In individuals with diabetes, controlling blood sugar levels is crucial to prevent or slow down the progression of peripheral neuropathy. Symptoms might not appear until significant nerve damage has occurred, making early detection challenging but essential.

Symptoms vary widely but commonly include:

  • Tingling or burning sensations
  • Sharp pains or cramps
  • Increased sensitivity to touch
  • Loss of balance or coordination

These symptoms are typically more severe at night.

Managing peripheral neuropathy involves:

  1. Strict Blood Sugar Control: Keeping blood sugar within target ranges can slow the progression.
  2. Pain Relief: Over-the-counter pain relievers may be useful; for severe pain, prescription medication might be necessary.
  3. Physical Therapy: Can improve muscle strength and control.
  4. Healthy Lifestyle Choices: Regular exercise and a balanced diet support overall health.

Early diagnosis and treatment are key to managing peripheral neuropathy effectively in individuals with diabetes.

Improving Hand Health: Sleeping Posture and Vitamin Deficiencies

Improving hand health involves more than just exercises or ergonomic tools. Two often overlooked aspects are sleeping posture and vitamin deficiencies. Addressing these can lead to significant improvements in hand health.

The sleeping position can affect hands. Sleeping with wrists bent can increase pressure inside the carpal tunnel, aggravating symptoms of carpal tunnel syndrome (CTS). Over time, this may lead to pain, numbness, or weakness in the hand and fingers. Improvements in hand health can be supported by:

  • Avoiding bending wrists while sleeping.
  • Using a wrist brace at night to keep the wrist in a neutral position.
  • Placing a pillow under the arms to support proper wrist alignment.

These adjustments can prevent unnecessary strain on the hands during sleep.

Vitamins play a crucial role in maintaining healthy nerves and tissues in the hands. Specific deficiencies can impact hand health:

  • Vitamin B12 deficiency: Can lead to nerve damage affecting the hands.
  • Vitamin D deficiency: Impacts bone health and muscle function, potentially leading to discomfort or weakness in the hands.

To combat these deficiencies:

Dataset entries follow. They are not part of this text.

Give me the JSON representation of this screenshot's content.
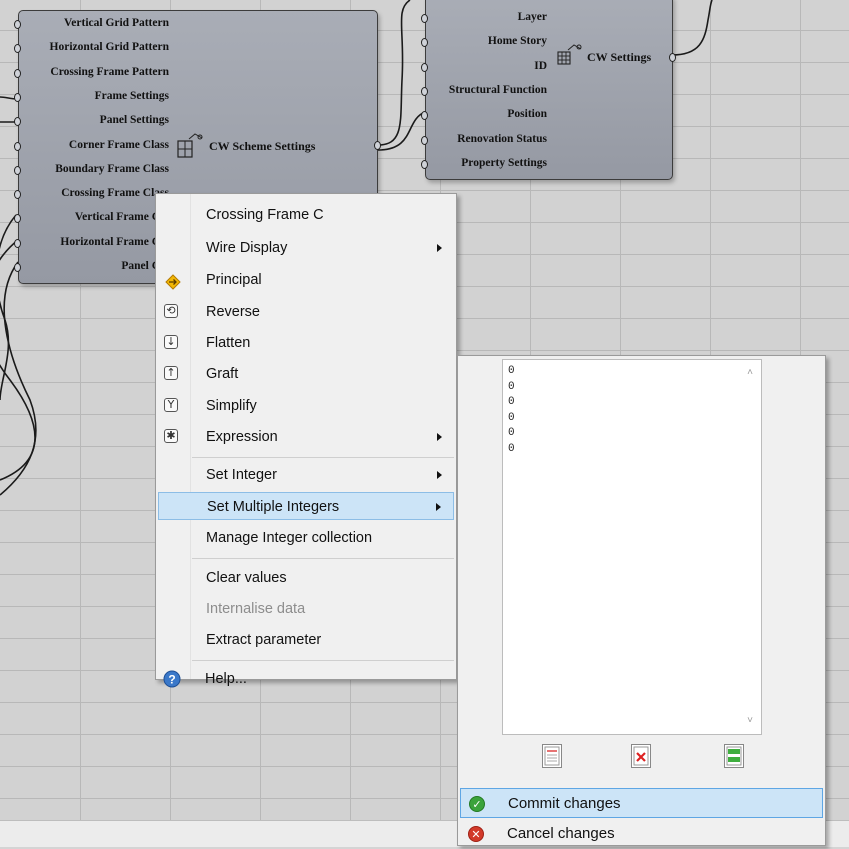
{
  "scheme_component": {
    "inputs": [
      "Vertical Grid Pattern",
      "Horizontal Grid Pattern",
      "Crossing Frame Pattern",
      "Frame Settings",
      "Panel Settings",
      "Corner Frame Class",
      "Boundary Frame Class",
      "Crossing Frame Class",
      "Vertical Frame Cla",
      "Horizontal Frame Cla",
      "Panel Cla"
    ],
    "output": "CW Scheme Settings",
    "icon": "curtain-wall-scheme-icon"
  },
  "settings_component": {
    "inputs": [
      "Layer",
      "Home Story",
      "ID",
      "Structural Function",
      "Position",
      "Renovation Status",
      "Property Settings"
    ],
    "output": "CW Settings",
    "icon": "curtain-wall-icon"
  },
  "context_menu": {
    "title": "Crossing Frame C",
    "items": [
      {
        "label": "Wire Display",
        "submenu": true
      },
      {
        "label": "Principal",
        "icon": "principal-icon"
      },
      {
        "label": "Reverse",
        "icon": "reverse-icon"
      },
      {
        "label": "Flatten",
        "icon": "flatten-icon"
      },
      {
        "label": "Graft",
        "icon": "graft-icon"
      },
      {
        "label": "Simplify",
        "icon": "simplify-icon"
      },
      {
        "label": "Expression",
        "icon": "expression-icon",
        "submenu": true
      },
      {
        "label": "Set Integer",
        "submenu": true
      },
      {
        "label": "Set Multiple Integers",
        "submenu": true,
        "highlighted": true
      },
      {
        "label": "Manage Integer collection"
      },
      {
        "label": "Clear values"
      },
      {
        "label": "Internalise data",
        "disabled": true
      },
      {
        "label": "Extract parameter"
      },
      {
        "label": "Help...",
        "icon": "help-icon"
      }
    ]
  },
  "submenu": {
    "values": [
      "0",
      "0",
      "0",
      "0",
      "0",
      "0"
    ],
    "commit_label": "Commit changes",
    "cancel_label": "Cancel changes"
  },
  "colors": {
    "menu_highlight": "#cce4f7",
    "component_fill": "#9ea2ac",
    "commit_green": "#3ba33b",
    "cancel_red": "#d23a2a"
  }
}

  1. Including foods rich in Vitamin B12 (fish, meat, eggs) and Vitamin D (fatty fish, fortified foods) in the diet.
  2. Considering supplements if dietary changes aren't sufficient.

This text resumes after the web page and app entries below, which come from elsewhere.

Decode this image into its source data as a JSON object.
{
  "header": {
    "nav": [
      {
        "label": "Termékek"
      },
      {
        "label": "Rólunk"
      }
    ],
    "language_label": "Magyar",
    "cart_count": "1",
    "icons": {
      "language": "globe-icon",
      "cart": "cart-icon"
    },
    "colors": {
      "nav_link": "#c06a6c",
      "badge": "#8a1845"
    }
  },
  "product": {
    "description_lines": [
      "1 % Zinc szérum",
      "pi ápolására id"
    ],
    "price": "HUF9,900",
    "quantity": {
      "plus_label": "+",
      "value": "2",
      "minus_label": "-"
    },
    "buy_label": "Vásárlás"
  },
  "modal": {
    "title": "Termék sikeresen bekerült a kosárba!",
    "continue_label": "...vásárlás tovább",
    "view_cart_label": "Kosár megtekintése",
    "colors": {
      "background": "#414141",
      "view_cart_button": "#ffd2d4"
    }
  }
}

By addressing both sleeping posture and potential vitamin deficiencies, steps toward improving overall hand health can be taken without resorting immediately to more invasive treatments.

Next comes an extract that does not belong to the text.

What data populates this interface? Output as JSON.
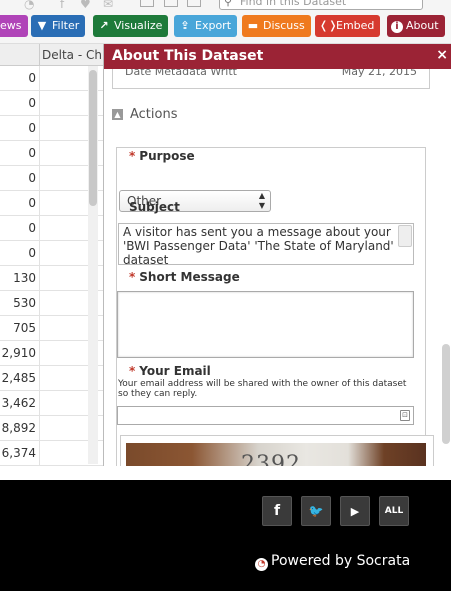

Causes of Medication-Induced Hand Numbness

Medication-induced hand numbness is a condition characterized by a loss of sensation in the hands. This can occur due to various medications that impact the nervous system or blood flow.

  • Chemotherapy drugs are known to cause peripheral neuropathy, damaging nerves outside the brain and spinal cord and leading to numbness. Paclitaxel and vincristine are among the common drugs associated with this effect.

  • Blood pressure medications, including beta-blockers and diuretics, may reduce blood flow to the extremities, which can result in hand numbness.

  • Certain antibiotics, such as metronidazole or fluoroquinolones, have the potential to cause nerve damage when used extensively, leading to symptoms of hand numbness.

  • Seizure medications, like phenytoin or gabapentin, are intended to stabilize nerve activity but can cause peripheral neuropathy if not monitored properly.

The identification of these side effects is important for the management of medication-induced hand numbness.